I also don't see how Paul and his followers can rail against Hamiltonian policies while at the same time supporting his blueprint for implementing them. When Hamilton, Jay and Madison wrote the Federalist Papers in support of the Constitution, they were vigorously opposed in what is known as the Anti-Federalist Papers. Guess who turned out to be correct about the dangers of centralized power, taxes and standing armies? So if you believe that the Constitution is how we should organize our government, then you are a Hamiltonian. This contradiction appears lost on many.
The Constitution is the greatest document ever created for the purpose of restraining state power. It unfortunately also still serves the purpose of creating and legitimizing state power. Oh, and it failed, miserably; because alas, that is the nature of the beast. In case you didn't notice, the revered Constitution resulted in the largest, most expensive, most powerful central state in the history of the world, with standing armies straddling the globe in the insane quest of being "The World's Policeman" with a Central Bank to match. So if the greatest, most liberty-loving geniuses in the history of the world could not construct a "social contract" that would not be abused, is it really possible to do? Do you think that starting over with Hamilton's pet plan will turn out any differently for our children? And ministatists chide anarchists for not being realistic.

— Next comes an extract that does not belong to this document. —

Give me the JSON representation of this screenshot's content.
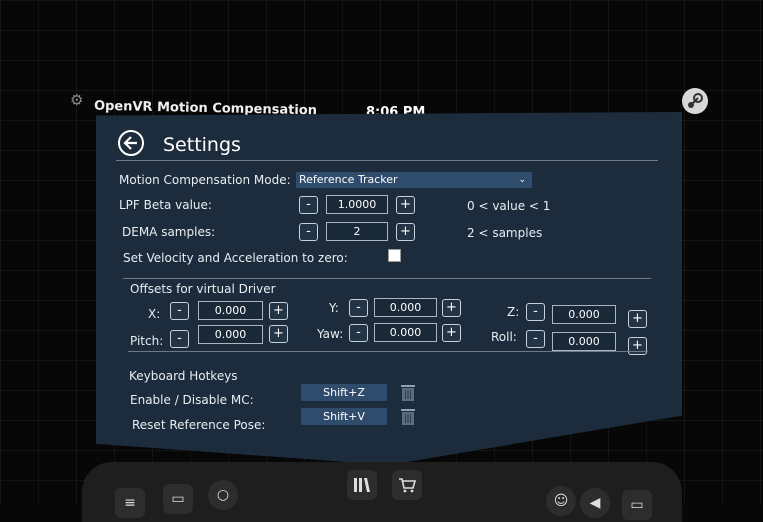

The political campaign for Congressman Paul's bid to wear the ring of Presidential power can lead to a large number of people waking up to the folly and immorality of the political process itself, or it can suck millions into the endless loop of justifying the institution that perpetuates their slavery. We can use this opportunity to shine the beacon of freedom that is self-government to those who look this way even if they don't have the courage to leave the herd. And let's prepare for the next step in the evolution of social organization beyond statism. But let's not surrender the high ground to expedience and fear mongering.